(Beginning of Source data)

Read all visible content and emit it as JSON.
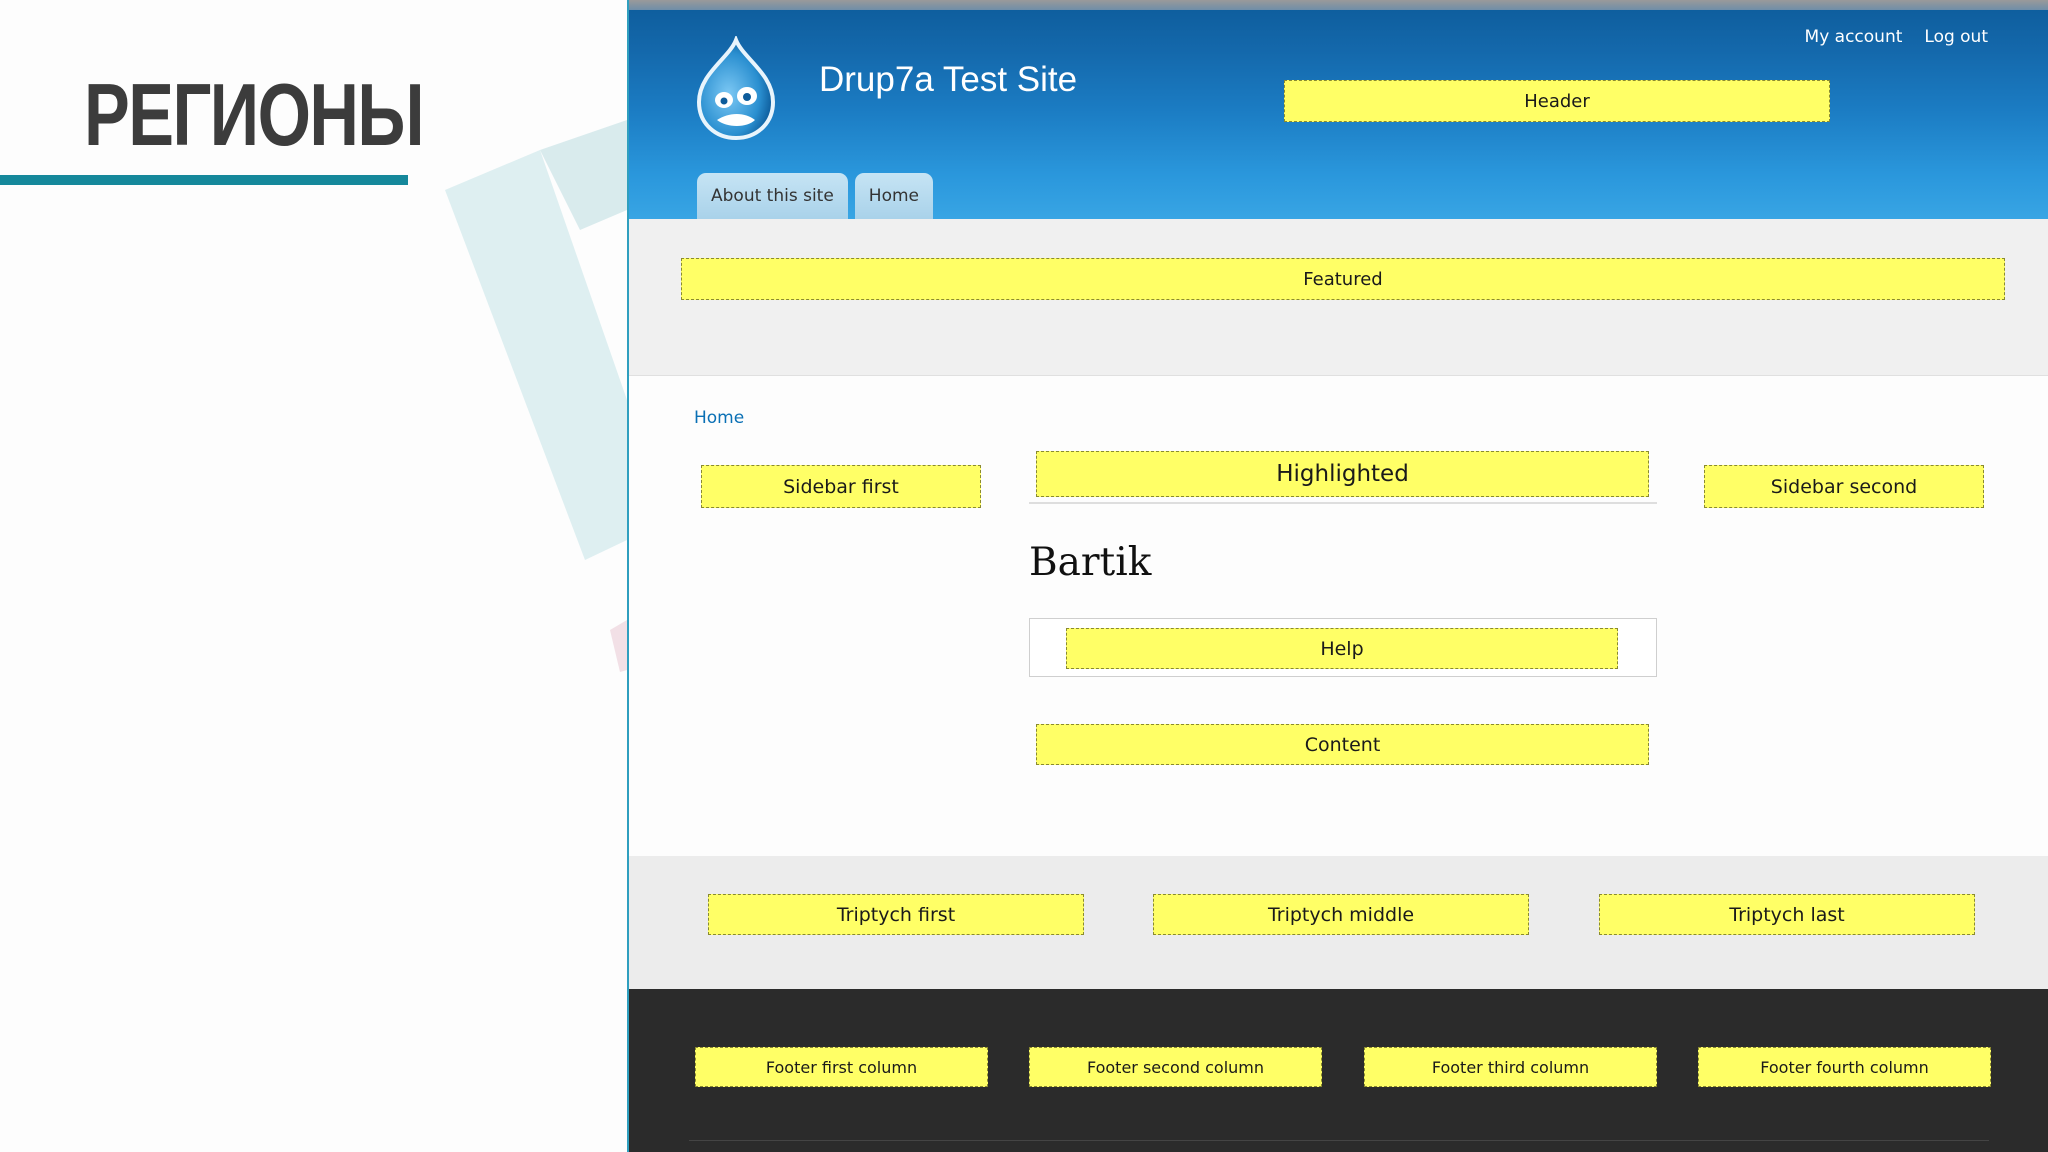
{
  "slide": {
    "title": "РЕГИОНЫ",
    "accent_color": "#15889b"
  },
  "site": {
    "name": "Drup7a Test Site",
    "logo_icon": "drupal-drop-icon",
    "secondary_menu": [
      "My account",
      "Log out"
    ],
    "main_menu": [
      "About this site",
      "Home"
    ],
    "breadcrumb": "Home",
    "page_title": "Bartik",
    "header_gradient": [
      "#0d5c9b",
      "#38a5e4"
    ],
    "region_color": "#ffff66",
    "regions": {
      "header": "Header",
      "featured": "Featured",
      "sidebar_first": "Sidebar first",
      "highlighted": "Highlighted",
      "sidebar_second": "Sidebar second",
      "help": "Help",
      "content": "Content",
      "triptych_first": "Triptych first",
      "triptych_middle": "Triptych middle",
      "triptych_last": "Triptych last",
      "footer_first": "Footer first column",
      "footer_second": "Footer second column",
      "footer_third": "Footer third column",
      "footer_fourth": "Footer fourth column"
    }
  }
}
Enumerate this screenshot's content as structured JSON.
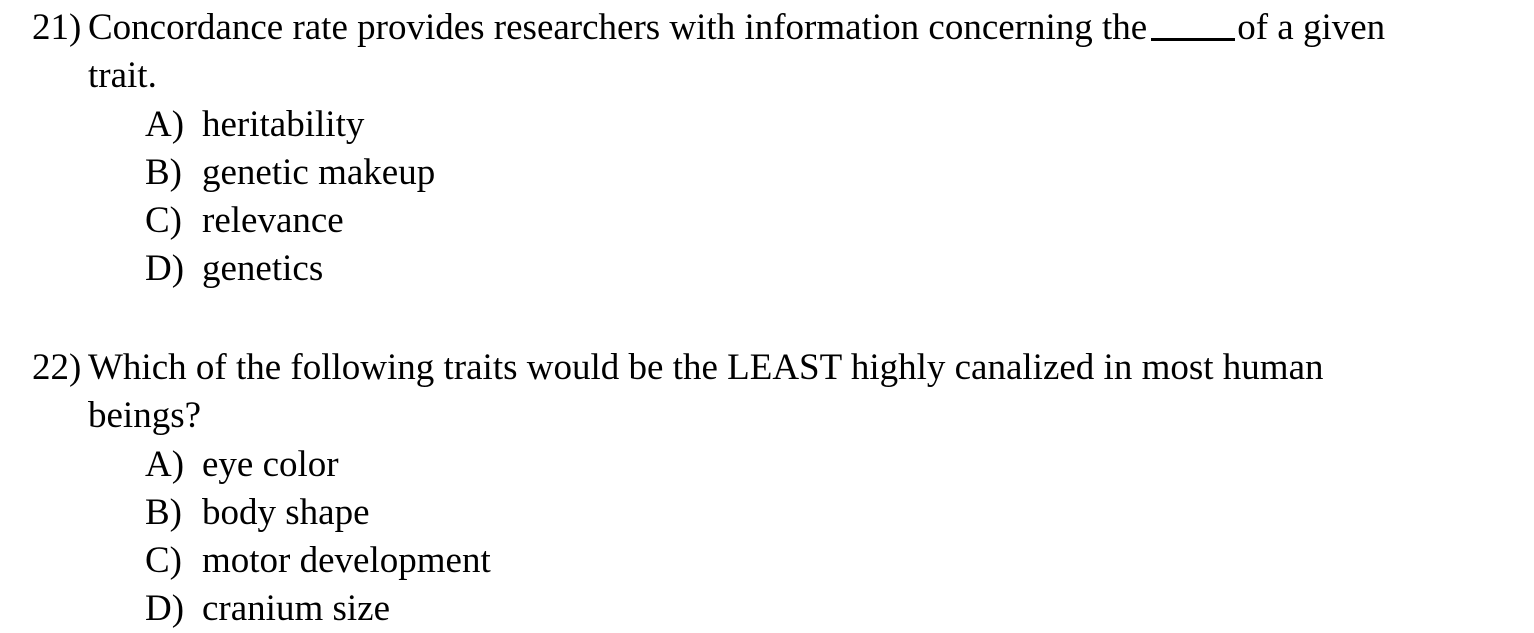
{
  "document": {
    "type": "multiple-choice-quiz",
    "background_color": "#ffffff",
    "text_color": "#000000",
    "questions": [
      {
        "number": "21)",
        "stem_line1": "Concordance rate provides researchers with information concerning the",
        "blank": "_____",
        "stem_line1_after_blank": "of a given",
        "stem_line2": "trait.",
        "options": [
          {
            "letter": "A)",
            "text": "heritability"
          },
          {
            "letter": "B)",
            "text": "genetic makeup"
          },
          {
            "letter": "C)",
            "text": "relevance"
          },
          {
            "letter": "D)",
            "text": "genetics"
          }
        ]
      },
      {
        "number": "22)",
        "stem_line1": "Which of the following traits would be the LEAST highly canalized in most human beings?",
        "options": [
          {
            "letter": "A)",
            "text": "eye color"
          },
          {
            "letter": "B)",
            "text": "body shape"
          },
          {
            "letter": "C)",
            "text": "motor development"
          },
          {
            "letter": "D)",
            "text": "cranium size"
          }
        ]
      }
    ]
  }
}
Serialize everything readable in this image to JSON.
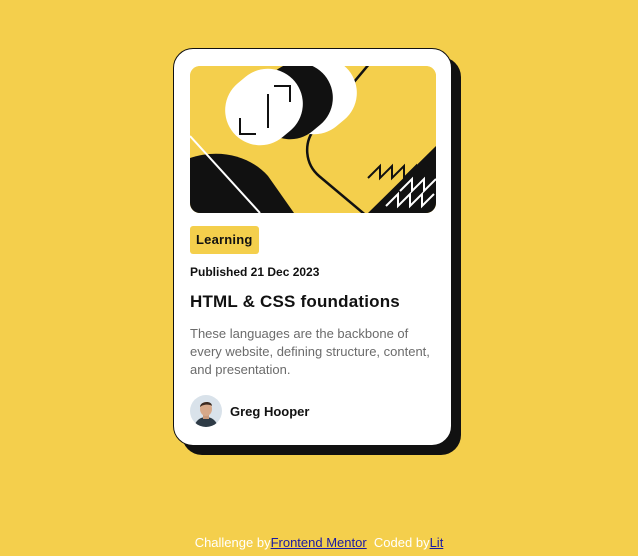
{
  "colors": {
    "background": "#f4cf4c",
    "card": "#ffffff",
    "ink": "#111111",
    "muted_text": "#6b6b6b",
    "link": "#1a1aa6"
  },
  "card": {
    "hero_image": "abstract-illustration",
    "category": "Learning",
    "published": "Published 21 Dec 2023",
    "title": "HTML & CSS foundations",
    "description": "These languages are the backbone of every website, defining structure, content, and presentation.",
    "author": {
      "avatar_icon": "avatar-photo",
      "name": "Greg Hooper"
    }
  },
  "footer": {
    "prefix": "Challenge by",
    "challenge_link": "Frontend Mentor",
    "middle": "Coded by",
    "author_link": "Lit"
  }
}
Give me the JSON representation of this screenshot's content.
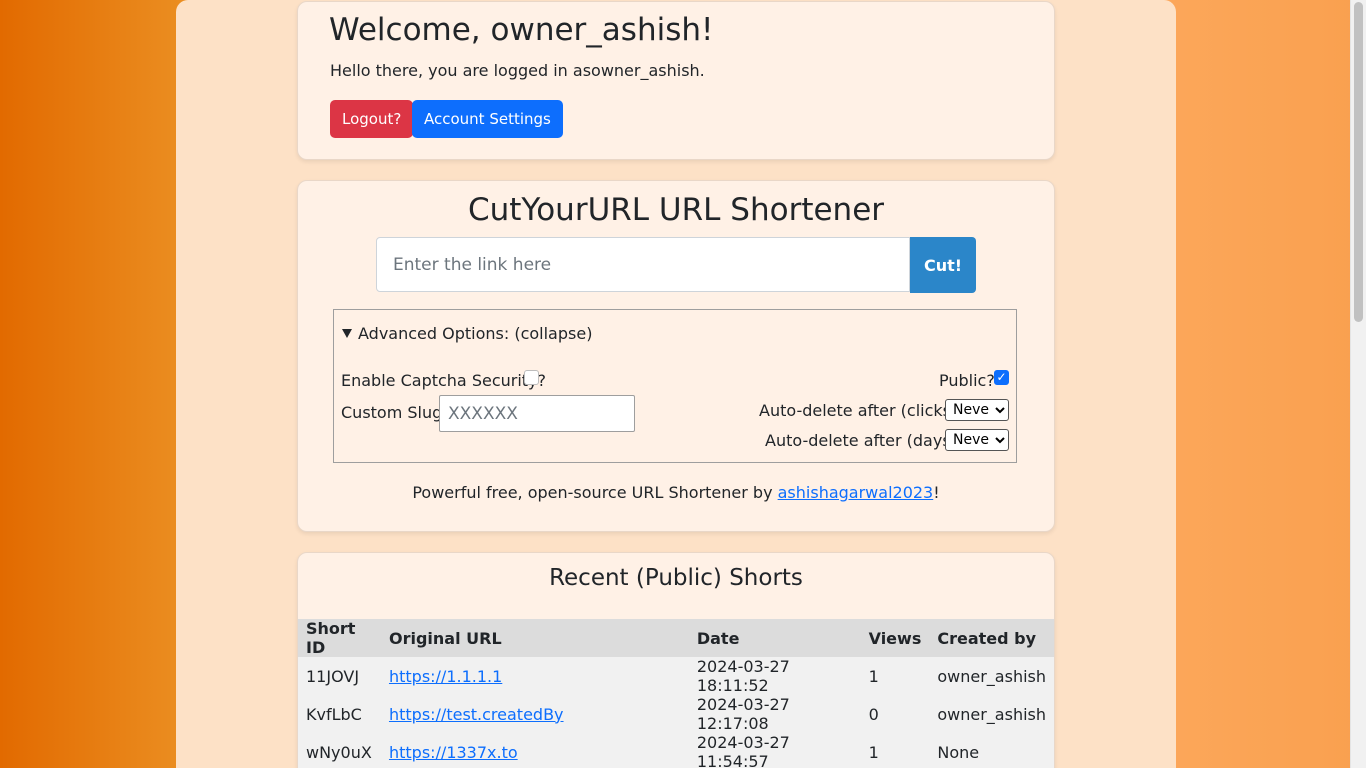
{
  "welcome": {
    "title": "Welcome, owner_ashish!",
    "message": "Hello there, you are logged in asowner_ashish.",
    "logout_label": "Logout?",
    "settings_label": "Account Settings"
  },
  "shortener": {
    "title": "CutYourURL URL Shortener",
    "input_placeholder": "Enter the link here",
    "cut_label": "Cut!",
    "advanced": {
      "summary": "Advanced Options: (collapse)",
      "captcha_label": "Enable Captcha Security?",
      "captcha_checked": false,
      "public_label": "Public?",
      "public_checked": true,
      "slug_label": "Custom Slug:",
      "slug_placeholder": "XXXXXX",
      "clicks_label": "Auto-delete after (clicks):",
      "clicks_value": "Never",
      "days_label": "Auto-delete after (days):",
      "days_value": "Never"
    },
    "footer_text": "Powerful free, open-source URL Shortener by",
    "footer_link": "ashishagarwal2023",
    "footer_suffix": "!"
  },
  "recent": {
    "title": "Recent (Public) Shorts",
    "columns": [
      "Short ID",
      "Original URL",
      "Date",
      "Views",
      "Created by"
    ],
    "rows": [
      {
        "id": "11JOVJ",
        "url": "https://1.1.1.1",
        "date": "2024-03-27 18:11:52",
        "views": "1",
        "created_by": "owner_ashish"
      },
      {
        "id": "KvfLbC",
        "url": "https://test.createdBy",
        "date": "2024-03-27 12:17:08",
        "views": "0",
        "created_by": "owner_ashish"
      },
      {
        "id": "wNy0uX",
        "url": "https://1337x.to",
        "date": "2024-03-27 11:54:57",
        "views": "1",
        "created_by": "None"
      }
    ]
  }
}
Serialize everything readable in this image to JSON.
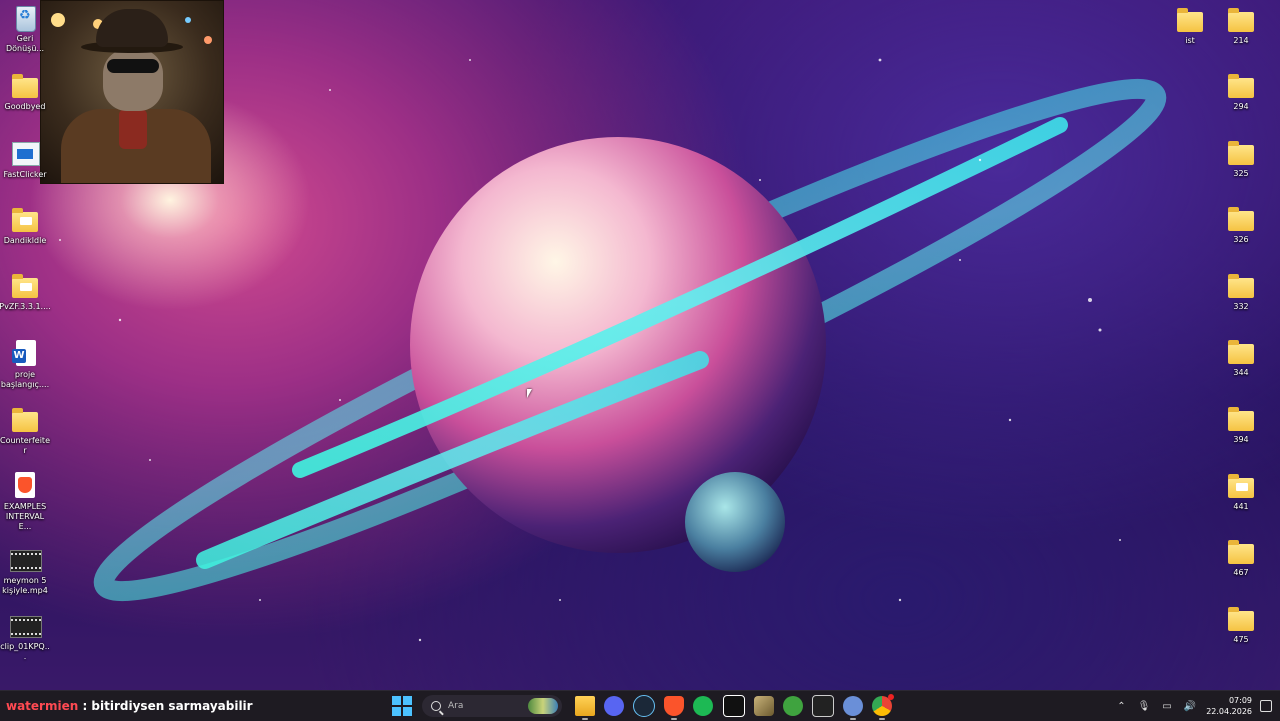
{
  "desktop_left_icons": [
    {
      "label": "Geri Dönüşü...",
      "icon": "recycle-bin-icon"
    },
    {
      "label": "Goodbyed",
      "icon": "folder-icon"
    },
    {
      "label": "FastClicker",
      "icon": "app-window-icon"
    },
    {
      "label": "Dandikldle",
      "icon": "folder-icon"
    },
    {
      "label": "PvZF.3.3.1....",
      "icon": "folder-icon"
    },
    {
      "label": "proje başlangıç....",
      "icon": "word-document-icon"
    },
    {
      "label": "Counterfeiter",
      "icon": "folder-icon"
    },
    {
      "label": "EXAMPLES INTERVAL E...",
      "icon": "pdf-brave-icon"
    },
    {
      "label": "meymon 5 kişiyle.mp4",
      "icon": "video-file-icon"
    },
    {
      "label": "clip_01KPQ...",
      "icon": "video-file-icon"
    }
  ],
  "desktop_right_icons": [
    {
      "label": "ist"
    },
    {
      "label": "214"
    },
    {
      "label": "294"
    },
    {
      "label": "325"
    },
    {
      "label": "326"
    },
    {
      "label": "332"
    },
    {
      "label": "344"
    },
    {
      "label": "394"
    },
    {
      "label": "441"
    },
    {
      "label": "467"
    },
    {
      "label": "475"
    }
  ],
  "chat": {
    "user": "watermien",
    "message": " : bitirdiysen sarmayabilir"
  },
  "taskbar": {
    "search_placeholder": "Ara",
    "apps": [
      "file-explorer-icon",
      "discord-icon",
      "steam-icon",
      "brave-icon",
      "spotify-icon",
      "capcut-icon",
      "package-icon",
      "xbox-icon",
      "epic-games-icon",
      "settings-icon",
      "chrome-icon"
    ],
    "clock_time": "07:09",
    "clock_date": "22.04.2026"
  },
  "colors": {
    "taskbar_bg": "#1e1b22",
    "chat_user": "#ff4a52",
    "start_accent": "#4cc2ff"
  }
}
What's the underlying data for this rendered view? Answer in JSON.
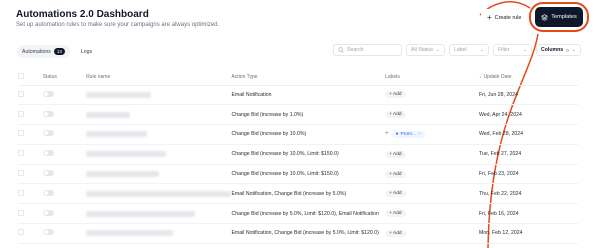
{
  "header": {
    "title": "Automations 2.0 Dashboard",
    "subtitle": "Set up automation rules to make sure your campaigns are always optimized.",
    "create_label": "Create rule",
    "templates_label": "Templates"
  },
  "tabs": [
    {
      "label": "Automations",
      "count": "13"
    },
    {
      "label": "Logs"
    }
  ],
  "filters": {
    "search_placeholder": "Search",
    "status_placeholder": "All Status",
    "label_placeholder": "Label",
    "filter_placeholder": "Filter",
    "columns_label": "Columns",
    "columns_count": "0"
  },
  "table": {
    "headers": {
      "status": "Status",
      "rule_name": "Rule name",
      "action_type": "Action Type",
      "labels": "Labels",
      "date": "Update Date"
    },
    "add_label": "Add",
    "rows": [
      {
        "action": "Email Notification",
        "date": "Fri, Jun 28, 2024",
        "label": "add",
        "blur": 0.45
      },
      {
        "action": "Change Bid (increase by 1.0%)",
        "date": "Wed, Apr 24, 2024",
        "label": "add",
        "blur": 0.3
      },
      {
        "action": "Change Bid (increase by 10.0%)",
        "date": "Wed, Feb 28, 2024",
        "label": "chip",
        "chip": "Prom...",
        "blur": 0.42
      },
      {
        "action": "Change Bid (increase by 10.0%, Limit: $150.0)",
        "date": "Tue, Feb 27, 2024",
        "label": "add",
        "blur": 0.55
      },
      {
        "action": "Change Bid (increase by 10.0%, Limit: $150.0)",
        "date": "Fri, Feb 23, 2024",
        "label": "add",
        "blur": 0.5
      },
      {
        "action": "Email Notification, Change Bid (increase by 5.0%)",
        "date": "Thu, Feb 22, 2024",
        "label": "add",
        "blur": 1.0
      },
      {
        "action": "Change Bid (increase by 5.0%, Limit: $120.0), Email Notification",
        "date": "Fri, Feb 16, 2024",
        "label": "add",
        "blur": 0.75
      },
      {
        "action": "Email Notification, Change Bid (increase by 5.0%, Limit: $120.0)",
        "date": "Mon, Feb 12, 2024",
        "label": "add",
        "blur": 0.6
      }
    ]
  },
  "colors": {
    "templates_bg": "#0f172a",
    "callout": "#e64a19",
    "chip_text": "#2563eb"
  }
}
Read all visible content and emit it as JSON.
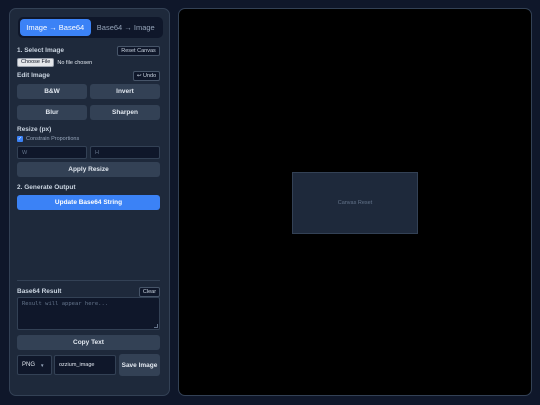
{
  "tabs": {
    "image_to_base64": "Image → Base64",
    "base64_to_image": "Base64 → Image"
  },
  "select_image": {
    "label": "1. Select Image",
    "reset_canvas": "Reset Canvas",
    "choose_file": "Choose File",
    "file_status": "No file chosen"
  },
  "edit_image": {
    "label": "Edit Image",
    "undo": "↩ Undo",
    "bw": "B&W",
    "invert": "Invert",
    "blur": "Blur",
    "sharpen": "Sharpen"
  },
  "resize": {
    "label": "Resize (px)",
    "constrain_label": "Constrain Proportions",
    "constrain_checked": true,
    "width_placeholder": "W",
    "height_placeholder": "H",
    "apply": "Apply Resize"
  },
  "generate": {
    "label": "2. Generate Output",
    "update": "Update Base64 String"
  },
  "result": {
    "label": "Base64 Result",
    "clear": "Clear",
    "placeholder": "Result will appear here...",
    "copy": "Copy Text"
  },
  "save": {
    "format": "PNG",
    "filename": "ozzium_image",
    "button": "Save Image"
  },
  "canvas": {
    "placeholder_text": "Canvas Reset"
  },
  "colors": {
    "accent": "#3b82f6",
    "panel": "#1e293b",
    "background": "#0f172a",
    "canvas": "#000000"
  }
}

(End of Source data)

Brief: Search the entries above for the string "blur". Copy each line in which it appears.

Result below:
        "blur": 0.45
        "blur": 0.3
        "blur": 0.42
        "blur": 0.55
        "blur": 0.5
        "blur": 1.0
        "blur": 0.75
        "blur": 0.6
    "blur": "Blur",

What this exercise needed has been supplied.